_PROBLEM TO WORK ON_
The job is to find each line in the entries holding the string "start" and copy that line.

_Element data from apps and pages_
....................

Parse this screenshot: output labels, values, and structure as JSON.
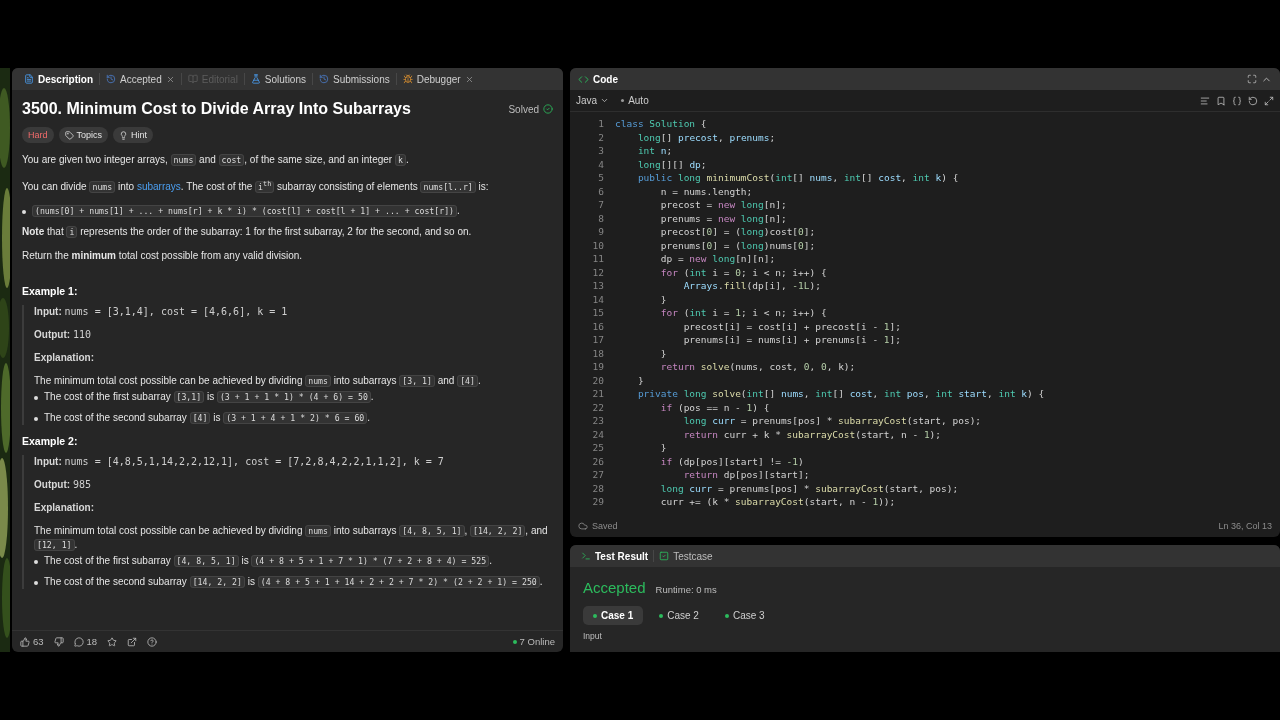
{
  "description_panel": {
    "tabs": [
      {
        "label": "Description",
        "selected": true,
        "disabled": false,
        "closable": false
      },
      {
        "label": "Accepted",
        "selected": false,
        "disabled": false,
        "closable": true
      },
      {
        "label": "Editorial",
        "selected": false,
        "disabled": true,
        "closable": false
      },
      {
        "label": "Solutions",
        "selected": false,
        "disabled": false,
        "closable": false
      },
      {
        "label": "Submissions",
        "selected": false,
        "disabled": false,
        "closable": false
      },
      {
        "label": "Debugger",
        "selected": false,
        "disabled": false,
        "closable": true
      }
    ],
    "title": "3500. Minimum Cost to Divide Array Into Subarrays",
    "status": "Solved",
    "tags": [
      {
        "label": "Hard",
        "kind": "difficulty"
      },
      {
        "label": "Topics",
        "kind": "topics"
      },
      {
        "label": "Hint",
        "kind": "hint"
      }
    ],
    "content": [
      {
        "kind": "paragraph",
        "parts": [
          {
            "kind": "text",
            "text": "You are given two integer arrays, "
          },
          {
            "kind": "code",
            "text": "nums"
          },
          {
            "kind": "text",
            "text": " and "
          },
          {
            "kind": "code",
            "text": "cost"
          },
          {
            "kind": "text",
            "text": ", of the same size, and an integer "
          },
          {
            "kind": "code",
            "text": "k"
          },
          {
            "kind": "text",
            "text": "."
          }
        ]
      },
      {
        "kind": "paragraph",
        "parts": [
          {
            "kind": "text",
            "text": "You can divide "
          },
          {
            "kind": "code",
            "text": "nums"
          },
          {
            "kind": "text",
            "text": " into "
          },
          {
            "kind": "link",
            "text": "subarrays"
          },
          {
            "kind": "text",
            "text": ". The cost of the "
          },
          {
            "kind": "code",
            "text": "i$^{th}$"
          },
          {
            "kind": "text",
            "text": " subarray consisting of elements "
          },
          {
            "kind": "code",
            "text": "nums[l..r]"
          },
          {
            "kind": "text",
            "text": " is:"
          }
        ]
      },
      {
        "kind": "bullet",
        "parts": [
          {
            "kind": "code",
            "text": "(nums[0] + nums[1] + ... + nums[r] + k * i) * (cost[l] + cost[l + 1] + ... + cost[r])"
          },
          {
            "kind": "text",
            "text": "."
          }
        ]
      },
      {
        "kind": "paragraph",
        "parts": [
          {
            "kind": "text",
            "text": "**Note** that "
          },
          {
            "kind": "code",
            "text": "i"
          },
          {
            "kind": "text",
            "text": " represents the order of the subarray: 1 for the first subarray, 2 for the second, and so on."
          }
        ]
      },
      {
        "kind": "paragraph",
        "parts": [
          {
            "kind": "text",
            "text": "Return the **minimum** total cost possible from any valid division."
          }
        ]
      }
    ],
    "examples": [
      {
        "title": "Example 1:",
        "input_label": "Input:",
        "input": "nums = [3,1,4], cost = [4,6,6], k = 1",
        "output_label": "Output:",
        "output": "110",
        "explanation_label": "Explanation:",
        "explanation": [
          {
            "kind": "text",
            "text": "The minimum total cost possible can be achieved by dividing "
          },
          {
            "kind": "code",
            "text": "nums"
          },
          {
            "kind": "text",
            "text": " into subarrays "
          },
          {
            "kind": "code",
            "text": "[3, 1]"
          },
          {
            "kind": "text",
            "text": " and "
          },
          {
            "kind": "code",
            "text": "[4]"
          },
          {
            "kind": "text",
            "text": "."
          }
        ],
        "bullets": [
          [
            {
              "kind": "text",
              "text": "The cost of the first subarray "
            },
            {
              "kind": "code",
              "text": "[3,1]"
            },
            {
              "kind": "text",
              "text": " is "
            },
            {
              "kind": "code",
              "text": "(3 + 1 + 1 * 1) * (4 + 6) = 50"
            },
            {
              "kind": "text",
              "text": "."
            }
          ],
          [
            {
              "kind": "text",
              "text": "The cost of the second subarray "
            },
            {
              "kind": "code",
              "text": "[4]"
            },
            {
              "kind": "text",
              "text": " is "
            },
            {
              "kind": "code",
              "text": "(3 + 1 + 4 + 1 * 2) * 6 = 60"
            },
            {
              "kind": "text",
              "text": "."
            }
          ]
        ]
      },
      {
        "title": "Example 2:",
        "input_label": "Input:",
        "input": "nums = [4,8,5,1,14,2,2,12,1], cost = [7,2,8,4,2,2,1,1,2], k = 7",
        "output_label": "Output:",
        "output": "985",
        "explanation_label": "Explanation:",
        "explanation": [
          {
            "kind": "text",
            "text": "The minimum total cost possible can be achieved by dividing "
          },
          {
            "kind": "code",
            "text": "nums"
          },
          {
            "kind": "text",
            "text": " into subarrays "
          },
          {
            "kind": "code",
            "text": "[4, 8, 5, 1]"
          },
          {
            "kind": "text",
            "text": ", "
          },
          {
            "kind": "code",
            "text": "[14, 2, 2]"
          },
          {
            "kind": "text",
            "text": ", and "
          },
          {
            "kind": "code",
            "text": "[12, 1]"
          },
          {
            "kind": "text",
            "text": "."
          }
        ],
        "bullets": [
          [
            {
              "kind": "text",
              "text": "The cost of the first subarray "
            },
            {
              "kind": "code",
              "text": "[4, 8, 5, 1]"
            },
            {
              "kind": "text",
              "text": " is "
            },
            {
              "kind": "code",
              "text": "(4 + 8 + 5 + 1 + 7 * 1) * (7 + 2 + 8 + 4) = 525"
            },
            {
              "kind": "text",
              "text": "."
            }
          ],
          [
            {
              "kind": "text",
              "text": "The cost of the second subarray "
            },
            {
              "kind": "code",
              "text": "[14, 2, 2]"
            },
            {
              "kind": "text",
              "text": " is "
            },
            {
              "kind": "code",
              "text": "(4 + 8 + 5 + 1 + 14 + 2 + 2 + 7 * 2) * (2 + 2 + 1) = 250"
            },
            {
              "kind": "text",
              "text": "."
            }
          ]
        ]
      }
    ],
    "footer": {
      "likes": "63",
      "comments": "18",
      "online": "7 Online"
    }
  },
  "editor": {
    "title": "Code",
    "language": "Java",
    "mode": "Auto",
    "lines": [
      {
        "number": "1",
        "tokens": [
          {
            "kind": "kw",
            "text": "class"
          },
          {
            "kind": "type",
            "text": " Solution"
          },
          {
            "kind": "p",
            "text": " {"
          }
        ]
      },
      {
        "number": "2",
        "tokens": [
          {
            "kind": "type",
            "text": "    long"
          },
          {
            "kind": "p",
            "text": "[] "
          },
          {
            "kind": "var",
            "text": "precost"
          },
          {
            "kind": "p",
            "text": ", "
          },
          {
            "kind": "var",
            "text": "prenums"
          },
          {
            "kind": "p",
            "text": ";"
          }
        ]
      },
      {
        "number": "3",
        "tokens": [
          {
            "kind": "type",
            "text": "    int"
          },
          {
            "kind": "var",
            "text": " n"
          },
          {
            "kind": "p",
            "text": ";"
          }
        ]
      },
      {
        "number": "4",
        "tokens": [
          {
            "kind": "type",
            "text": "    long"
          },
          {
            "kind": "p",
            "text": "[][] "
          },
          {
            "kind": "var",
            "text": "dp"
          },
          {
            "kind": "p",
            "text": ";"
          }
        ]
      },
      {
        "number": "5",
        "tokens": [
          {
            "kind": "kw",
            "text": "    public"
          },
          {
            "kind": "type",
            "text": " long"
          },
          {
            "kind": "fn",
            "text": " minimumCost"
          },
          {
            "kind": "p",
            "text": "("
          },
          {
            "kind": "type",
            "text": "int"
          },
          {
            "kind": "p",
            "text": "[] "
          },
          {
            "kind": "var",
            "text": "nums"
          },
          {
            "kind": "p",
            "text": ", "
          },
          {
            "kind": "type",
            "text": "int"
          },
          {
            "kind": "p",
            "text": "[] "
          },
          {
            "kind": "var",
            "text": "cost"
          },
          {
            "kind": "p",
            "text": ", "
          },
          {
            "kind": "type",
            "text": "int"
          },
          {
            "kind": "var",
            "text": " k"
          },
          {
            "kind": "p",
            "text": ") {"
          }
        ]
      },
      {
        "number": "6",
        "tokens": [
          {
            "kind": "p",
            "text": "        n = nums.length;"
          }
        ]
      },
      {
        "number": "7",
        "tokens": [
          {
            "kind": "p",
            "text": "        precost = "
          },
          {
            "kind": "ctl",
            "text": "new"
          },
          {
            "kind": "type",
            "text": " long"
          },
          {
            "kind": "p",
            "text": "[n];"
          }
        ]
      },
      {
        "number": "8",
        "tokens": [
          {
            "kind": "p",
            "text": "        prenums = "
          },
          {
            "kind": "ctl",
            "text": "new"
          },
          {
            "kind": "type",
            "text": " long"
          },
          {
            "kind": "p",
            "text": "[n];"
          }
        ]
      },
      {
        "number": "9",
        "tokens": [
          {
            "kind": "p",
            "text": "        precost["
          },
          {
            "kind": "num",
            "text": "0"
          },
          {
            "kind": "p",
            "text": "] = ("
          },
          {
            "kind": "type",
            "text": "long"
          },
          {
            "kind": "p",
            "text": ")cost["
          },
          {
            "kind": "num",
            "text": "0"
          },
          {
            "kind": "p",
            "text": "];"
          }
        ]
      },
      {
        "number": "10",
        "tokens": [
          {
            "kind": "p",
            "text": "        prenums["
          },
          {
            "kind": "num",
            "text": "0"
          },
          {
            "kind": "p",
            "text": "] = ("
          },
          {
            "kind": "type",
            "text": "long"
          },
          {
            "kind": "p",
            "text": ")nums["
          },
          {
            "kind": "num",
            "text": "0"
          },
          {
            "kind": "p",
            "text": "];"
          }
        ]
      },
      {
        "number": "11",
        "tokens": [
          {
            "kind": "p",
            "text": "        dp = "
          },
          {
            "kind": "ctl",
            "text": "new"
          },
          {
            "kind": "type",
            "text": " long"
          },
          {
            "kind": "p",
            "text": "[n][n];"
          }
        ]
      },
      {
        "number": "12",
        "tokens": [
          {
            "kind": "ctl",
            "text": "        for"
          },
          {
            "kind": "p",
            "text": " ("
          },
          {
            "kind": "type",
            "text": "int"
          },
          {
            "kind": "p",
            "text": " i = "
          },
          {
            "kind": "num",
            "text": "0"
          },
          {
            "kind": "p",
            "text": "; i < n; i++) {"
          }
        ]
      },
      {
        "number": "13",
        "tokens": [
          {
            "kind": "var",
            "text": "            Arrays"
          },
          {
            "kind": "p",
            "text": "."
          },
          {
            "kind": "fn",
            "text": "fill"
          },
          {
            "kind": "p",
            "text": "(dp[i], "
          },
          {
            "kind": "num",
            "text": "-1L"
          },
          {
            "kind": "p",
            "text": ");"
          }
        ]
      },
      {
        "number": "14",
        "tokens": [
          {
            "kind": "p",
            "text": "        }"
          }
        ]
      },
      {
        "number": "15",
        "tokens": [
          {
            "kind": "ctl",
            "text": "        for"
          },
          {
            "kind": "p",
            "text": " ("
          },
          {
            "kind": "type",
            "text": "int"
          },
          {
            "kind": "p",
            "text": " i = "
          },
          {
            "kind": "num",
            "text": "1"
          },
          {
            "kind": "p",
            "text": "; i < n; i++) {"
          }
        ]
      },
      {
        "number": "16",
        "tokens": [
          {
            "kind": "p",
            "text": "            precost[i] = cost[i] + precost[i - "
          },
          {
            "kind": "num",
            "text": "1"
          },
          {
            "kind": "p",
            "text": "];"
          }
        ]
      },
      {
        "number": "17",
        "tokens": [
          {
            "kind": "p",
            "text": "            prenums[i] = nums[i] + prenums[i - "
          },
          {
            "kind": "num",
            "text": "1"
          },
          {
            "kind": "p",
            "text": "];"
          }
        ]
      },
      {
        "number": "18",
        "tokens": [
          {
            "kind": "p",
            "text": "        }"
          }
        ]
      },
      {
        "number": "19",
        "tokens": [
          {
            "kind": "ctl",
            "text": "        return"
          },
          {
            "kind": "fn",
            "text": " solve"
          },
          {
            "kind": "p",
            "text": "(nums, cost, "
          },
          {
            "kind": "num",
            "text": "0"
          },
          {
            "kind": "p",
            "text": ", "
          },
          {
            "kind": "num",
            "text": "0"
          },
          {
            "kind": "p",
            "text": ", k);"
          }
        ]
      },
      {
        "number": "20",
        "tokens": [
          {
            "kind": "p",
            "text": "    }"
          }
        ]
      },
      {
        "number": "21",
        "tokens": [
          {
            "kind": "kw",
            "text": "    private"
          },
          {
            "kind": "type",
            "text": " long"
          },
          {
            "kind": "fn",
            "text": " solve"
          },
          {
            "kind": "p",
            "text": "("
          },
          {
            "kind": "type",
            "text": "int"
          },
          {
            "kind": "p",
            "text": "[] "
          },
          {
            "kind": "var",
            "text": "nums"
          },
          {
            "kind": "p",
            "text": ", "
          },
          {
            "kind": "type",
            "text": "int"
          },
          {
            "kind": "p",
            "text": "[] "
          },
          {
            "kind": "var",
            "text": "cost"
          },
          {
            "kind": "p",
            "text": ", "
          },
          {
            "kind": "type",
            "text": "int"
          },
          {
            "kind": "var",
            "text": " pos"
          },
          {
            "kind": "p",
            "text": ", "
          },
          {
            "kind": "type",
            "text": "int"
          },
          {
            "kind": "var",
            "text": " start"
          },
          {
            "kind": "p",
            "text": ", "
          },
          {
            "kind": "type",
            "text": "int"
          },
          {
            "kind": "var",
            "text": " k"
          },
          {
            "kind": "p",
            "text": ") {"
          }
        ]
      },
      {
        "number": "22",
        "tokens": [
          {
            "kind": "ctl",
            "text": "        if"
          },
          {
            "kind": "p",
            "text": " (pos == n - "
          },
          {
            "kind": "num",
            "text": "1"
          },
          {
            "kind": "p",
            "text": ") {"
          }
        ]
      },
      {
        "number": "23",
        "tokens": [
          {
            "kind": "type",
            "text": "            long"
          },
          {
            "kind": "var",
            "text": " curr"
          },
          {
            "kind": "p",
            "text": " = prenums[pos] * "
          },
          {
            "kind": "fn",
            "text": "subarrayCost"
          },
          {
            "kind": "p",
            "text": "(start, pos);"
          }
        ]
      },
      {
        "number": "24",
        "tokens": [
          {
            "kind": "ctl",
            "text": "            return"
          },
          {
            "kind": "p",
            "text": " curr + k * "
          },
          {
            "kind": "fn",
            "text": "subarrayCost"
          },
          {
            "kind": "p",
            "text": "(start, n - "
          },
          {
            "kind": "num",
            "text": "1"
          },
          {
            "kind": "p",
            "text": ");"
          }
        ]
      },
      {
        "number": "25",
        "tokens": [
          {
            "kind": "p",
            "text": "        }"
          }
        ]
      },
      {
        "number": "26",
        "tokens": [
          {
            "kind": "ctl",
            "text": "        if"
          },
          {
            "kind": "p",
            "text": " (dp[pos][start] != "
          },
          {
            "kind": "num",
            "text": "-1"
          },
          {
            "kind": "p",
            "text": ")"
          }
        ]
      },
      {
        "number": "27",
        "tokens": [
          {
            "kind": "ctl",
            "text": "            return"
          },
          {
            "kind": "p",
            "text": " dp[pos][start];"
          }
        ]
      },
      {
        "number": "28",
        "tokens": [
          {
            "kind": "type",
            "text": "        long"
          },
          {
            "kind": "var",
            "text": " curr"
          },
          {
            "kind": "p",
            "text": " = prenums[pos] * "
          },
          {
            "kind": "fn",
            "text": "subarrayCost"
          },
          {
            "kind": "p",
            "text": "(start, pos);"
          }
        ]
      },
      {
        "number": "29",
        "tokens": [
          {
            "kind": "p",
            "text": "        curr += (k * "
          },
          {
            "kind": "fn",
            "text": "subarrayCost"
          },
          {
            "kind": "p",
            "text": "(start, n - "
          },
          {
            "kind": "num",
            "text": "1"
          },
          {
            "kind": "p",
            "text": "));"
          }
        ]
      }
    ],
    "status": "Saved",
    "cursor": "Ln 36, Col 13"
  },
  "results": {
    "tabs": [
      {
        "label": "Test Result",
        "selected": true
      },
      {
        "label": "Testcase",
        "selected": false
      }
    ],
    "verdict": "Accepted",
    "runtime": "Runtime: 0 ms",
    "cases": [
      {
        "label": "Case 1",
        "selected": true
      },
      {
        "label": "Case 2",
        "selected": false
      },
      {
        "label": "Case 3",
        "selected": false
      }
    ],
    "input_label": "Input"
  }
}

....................

_TASK SOLUTION_
            "text": " start"
            "text": "(start, pos);"
            "text": "(start, n - "
            "text": " (dp[pos][start] != "
            "text": " dp[pos][start];"
            "text": "(start, pos);"
            "text": "(start, n - "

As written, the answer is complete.